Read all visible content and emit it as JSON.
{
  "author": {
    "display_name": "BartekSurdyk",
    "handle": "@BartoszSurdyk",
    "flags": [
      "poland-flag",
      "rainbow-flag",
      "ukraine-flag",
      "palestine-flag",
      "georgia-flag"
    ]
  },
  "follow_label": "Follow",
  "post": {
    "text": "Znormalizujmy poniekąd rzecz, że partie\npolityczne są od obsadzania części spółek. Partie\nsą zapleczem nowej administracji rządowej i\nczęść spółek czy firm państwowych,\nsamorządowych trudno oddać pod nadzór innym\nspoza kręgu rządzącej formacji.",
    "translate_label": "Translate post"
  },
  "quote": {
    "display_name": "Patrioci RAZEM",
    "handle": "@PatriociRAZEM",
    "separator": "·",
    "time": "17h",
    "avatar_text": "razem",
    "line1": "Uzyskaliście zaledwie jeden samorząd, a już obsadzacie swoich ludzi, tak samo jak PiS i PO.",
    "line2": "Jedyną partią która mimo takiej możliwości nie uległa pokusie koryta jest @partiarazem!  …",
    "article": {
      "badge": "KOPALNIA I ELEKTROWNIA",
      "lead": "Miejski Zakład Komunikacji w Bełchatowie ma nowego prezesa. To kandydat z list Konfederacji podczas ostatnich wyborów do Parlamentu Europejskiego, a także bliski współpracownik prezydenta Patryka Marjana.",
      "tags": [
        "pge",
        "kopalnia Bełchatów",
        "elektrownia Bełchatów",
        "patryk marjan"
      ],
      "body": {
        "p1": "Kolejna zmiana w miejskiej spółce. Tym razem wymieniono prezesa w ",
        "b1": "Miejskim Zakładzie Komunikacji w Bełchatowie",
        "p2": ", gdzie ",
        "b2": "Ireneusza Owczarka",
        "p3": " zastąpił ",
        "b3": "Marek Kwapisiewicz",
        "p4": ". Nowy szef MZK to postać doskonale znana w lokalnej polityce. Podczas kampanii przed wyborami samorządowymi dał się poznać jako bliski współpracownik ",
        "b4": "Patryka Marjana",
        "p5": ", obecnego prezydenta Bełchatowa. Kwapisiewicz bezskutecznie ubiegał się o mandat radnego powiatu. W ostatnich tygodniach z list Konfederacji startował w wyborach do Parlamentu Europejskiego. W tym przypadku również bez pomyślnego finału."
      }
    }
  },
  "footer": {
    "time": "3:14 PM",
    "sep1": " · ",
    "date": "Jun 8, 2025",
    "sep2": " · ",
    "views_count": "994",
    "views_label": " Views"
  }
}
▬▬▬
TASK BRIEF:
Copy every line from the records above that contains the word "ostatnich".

REPLY TO THE TASK:
      "lead": "Miejski Zakład Komunikacji w Bełchatowie ma nowego prezesa. To kandydat z list Konfederacji podczas ostatnich wyborów do Parlamentu Europejskiego, a także bliski współpracownik prezydenta Patryka Marjana.",
        "p5": ", obecnego prezydenta Bełchatowa. Kwapisiewicz bezskutecznie ubiegał się o mandat radnego powiatu. W ostatnich tygodniach z list Konfederacji startował w wyborach do Parlamentu Europejskiego. W tym przypadku również bez pomyślnego finału."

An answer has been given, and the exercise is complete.